** Your task **
Every line that contains the word "JSON" should be copied from the records below.

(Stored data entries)
—————
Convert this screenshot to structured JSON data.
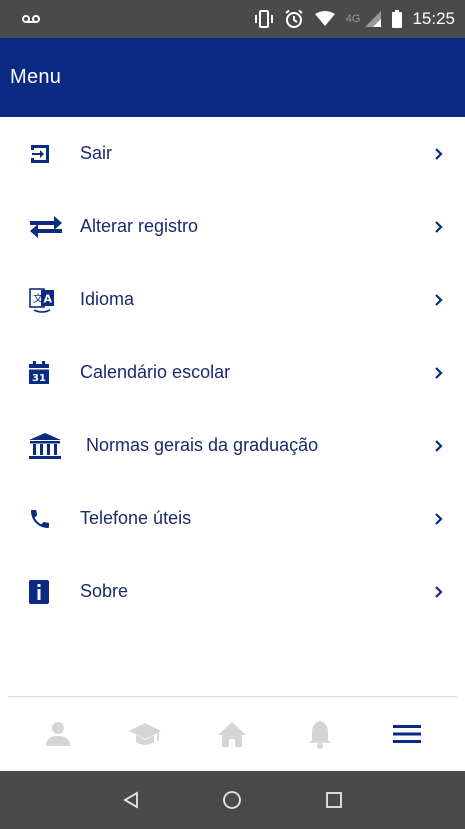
{
  "status_bar": {
    "time": "15:25",
    "network": "4G"
  },
  "app_bar": {
    "title": "Menu"
  },
  "menu": {
    "items": [
      {
        "label": "Sair",
        "icon": "logout-icon"
      },
      {
        "label": "Alterar registro",
        "icon": "swap-icon"
      },
      {
        "label": "Idioma",
        "icon": "translate-icon"
      },
      {
        "label": "Calendário escolar",
        "icon": "calendar-icon"
      },
      {
        "label": "Normas gerais da graduação",
        "icon": "institution-icon"
      },
      {
        "label": "Telefone úteis",
        "icon": "phone-icon"
      },
      {
        "label": "Sobre",
        "icon": "info-icon"
      }
    ]
  },
  "tab_bar": {
    "tabs": [
      "profile-icon",
      "graduation-cap-icon",
      "home-icon",
      "bell-icon",
      "menu-icon"
    ],
    "active": "menu-icon"
  },
  "colors": {
    "primary": "#0b2a84",
    "text": "#1a2a6c",
    "inactive_icon": "#d5d5d5",
    "system_bar": "#4a4a4a"
  }
}
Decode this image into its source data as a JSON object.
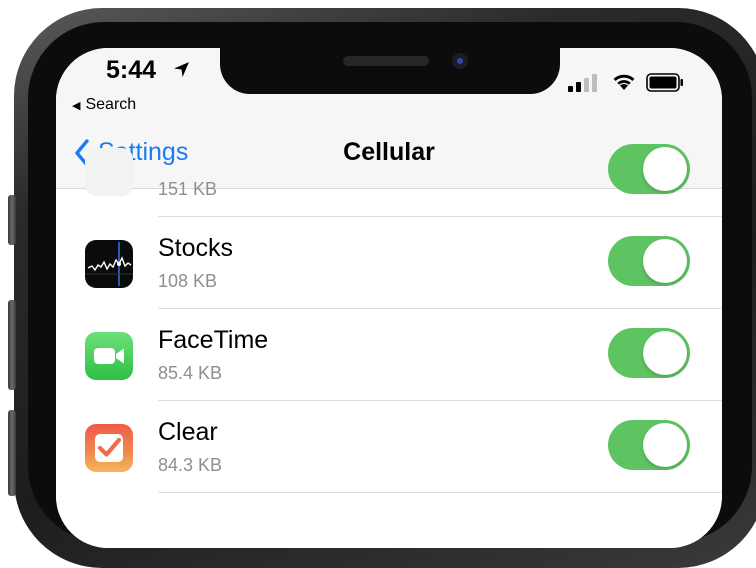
{
  "status_bar": {
    "time": "5:44",
    "back_app": "Search"
  },
  "nav": {
    "back_label": "Settings",
    "title": "Cellular"
  },
  "apps": [
    {
      "name": "",
      "size": "151 KB",
      "enabled": true,
      "icon": "partial-app-icon"
    },
    {
      "name": "Stocks",
      "size": "108 KB",
      "enabled": true,
      "icon": "stocks-icon"
    },
    {
      "name": "FaceTime",
      "size": "85.4 KB",
      "enabled": true,
      "icon": "facetime-icon"
    },
    {
      "name": "Clear",
      "size": "84.3 KB",
      "enabled": true,
      "icon": "clear-icon"
    }
  ],
  "colors": {
    "accent": "#1a7cf5",
    "toggle_on": "#5ec462",
    "secondary_text": "#8e8e93"
  }
}
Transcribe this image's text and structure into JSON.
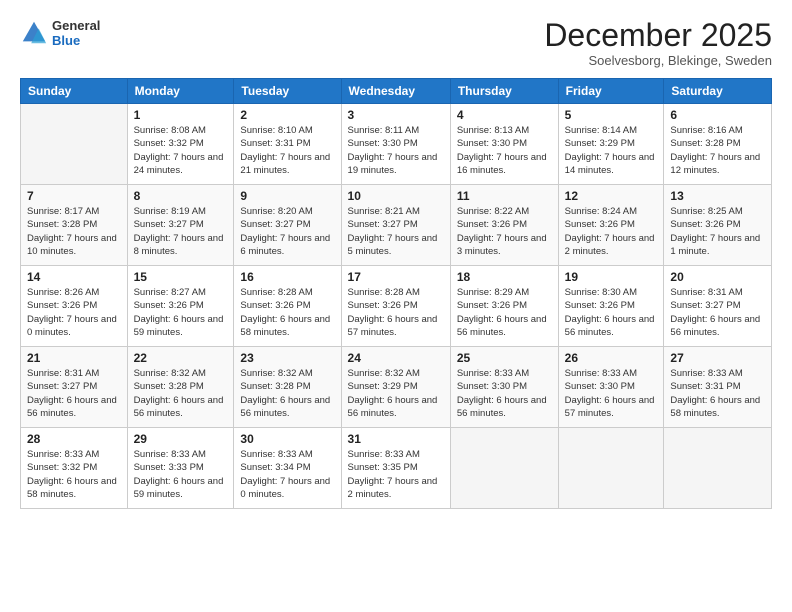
{
  "header": {
    "logo_general": "General",
    "logo_blue": "Blue",
    "month_title": "December 2025",
    "subtitle": "Soelvesborg, Blekinge, Sweden"
  },
  "days_of_week": [
    "Sunday",
    "Monday",
    "Tuesday",
    "Wednesday",
    "Thursday",
    "Friday",
    "Saturday"
  ],
  "weeks": [
    [
      {
        "day": "",
        "info": ""
      },
      {
        "day": "1",
        "info": "Sunrise: 8:08 AM\nSunset: 3:32 PM\nDaylight: 7 hours and 24 minutes."
      },
      {
        "day": "2",
        "info": "Sunrise: 8:10 AM\nSunset: 3:31 PM\nDaylight: 7 hours and 21 minutes."
      },
      {
        "day": "3",
        "info": "Sunrise: 8:11 AM\nSunset: 3:30 PM\nDaylight: 7 hours and 19 minutes."
      },
      {
        "day": "4",
        "info": "Sunrise: 8:13 AM\nSunset: 3:30 PM\nDaylight: 7 hours and 16 minutes."
      },
      {
        "day": "5",
        "info": "Sunrise: 8:14 AM\nSunset: 3:29 PM\nDaylight: 7 hours and 14 minutes."
      },
      {
        "day": "6",
        "info": "Sunrise: 8:16 AM\nSunset: 3:28 PM\nDaylight: 7 hours and 12 minutes."
      }
    ],
    [
      {
        "day": "7",
        "info": "Sunrise: 8:17 AM\nSunset: 3:28 PM\nDaylight: 7 hours and 10 minutes."
      },
      {
        "day": "8",
        "info": "Sunrise: 8:19 AM\nSunset: 3:27 PM\nDaylight: 7 hours and 8 minutes."
      },
      {
        "day": "9",
        "info": "Sunrise: 8:20 AM\nSunset: 3:27 PM\nDaylight: 7 hours and 6 minutes."
      },
      {
        "day": "10",
        "info": "Sunrise: 8:21 AM\nSunset: 3:27 PM\nDaylight: 7 hours and 5 minutes."
      },
      {
        "day": "11",
        "info": "Sunrise: 8:22 AM\nSunset: 3:26 PM\nDaylight: 7 hours and 3 minutes."
      },
      {
        "day": "12",
        "info": "Sunrise: 8:24 AM\nSunset: 3:26 PM\nDaylight: 7 hours and 2 minutes."
      },
      {
        "day": "13",
        "info": "Sunrise: 8:25 AM\nSunset: 3:26 PM\nDaylight: 7 hours and 1 minute."
      }
    ],
    [
      {
        "day": "14",
        "info": "Sunrise: 8:26 AM\nSunset: 3:26 PM\nDaylight: 7 hours and 0 minutes."
      },
      {
        "day": "15",
        "info": "Sunrise: 8:27 AM\nSunset: 3:26 PM\nDaylight: 6 hours and 59 minutes."
      },
      {
        "day": "16",
        "info": "Sunrise: 8:28 AM\nSunset: 3:26 PM\nDaylight: 6 hours and 58 minutes."
      },
      {
        "day": "17",
        "info": "Sunrise: 8:28 AM\nSunset: 3:26 PM\nDaylight: 6 hours and 57 minutes."
      },
      {
        "day": "18",
        "info": "Sunrise: 8:29 AM\nSunset: 3:26 PM\nDaylight: 6 hours and 56 minutes."
      },
      {
        "day": "19",
        "info": "Sunrise: 8:30 AM\nSunset: 3:26 PM\nDaylight: 6 hours and 56 minutes."
      },
      {
        "day": "20",
        "info": "Sunrise: 8:31 AM\nSunset: 3:27 PM\nDaylight: 6 hours and 56 minutes."
      }
    ],
    [
      {
        "day": "21",
        "info": "Sunrise: 8:31 AM\nSunset: 3:27 PM\nDaylight: 6 hours and 56 minutes."
      },
      {
        "day": "22",
        "info": "Sunrise: 8:32 AM\nSunset: 3:28 PM\nDaylight: 6 hours and 56 minutes."
      },
      {
        "day": "23",
        "info": "Sunrise: 8:32 AM\nSunset: 3:28 PM\nDaylight: 6 hours and 56 minutes."
      },
      {
        "day": "24",
        "info": "Sunrise: 8:32 AM\nSunset: 3:29 PM\nDaylight: 6 hours and 56 minutes."
      },
      {
        "day": "25",
        "info": "Sunrise: 8:33 AM\nSunset: 3:30 PM\nDaylight: 6 hours and 56 minutes."
      },
      {
        "day": "26",
        "info": "Sunrise: 8:33 AM\nSunset: 3:30 PM\nDaylight: 6 hours and 57 minutes."
      },
      {
        "day": "27",
        "info": "Sunrise: 8:33 AM\nSunset: 3:31 PM\nDaylight: 6 hours and 58 minutes."
      }
    ],
    [
      {
        "day": "28",
        "info": "Sunrise: 8:33 AM\nSunset: 3:32 PM\nDaylight: 6 hours and 58 minutes."
      },
      {
        "day": "29",
        "info": "Sunrise: 8:33 AM\nSunset: 3:33 PM\nDaylight: 6 hours and 59 minutes."
      },
      {
        "day": "30",
        "info": "Sunrise: 8:33 AM\nSunset: 3:34 PM\nDaylight: 7 hours and 0 minutes."
      },
      {
        "day": "31",
        "info": "Sunrise: 8:33 AM\nSunset: 3:35 PM\nDaylight: 7 hours and 2 minutes."
      },
      {
        "day": "",
        "info": ""
      },
      {
        "day": "",
        "info": ""
      },
      {
        "day": "",
        "info": ""
      }
    ]
  ]
}
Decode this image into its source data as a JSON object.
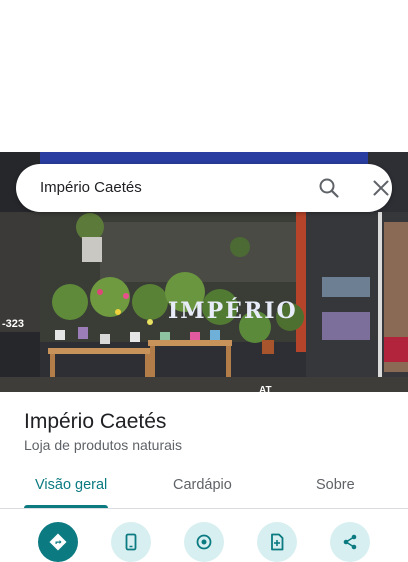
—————
** Solved exercise **
Convert this screenshot to structured JSON data.
Decode this image into its source data as a JSON object.
Transcribe this image's text and structure into JSON.
Decode this image into its source data as a JSON object.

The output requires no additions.